• **The task**
Set down every record below exactly as it stands, with the pictures omitted.
*** Opening of The input ***
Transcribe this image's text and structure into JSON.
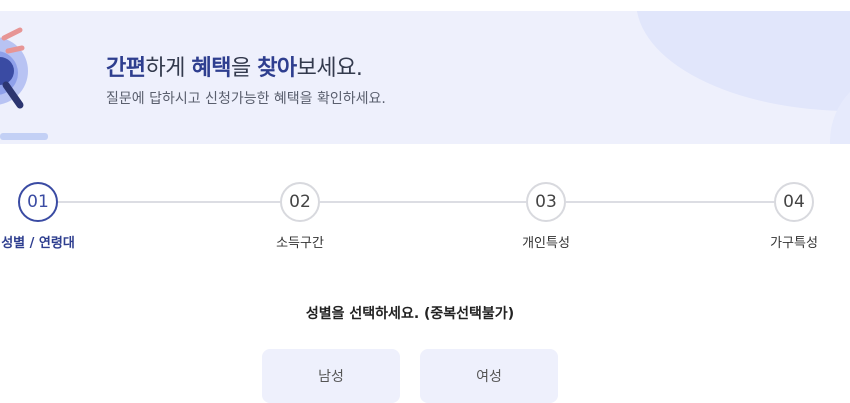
{
  "banner": {
    "title_parts": [
      "간편",
      "하게 ",
      "혜택",
      "을 ",
      "찾아",
      "보세요."
    ],
    "subtitle": "질문에 답하시고 신청가능한 혜택을 확인하세요."
  },
  "steps": [
    {
      "number": "01",
      "label": "성별 / 연령대",
      "active": true
    },
    {
      "number": "02",
      "label": "소득구간",
      "active": false
    },
    {
      "number": "03",
      "label": "개인특성",
      "active": false
    },
    {
      "number": "04",
      "label": "가구특성",
      "active": false
    }
  ],
  "question": {
    "text": "성별을 선택하세요. (중복선택불가)"
  },
  "options": [
    "남성",
    "여성"
  ],
  "colors": {
    "accent": "#3a4ba3",
    "banner_bg": "#eef0fc",
    "option_bg": "#eef0fc"
  },
  "icons": {
    "illustration": "magnifier-illustration"
  }
}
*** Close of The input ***
• **Reply**
Transcribe this image's text and structure into JSON.
{
  "banner": {
    "title_parts": [
      "간편",
      "하게 ",
      "혜택",
      "을 ",
      "찾아",
      "보세요."
    ],
    "subtitle": "질문에 답하시고 신청가능한 혜택을 확인하세요."
  },
  "steps": [
    {
      "number": "01",
      "label": "성별 / 연령대",
      "active": true
    },
    {
      "number": "02",
      "label": "소득구간",
      "active": false
    },
    {
      "number": "03",
      "label": "개인특성",
      "active": false
    },
    {
      "number": "04",
      "label": "가구특성",
      "active": false
    }
  ],
  "question": {
    "text": "성별을 선택하세요. (중복선택불가)"
  },
  "options": [
    "남성",
    "여성"
  ],
  "colors": {
    "accent": "#3a4ba3",
    "banner_bg": "#eef0fc",
    "option_bg": "#eef0fc"
  },
  "icons": {
    "illustration": "magnifier-illustration"
  }
}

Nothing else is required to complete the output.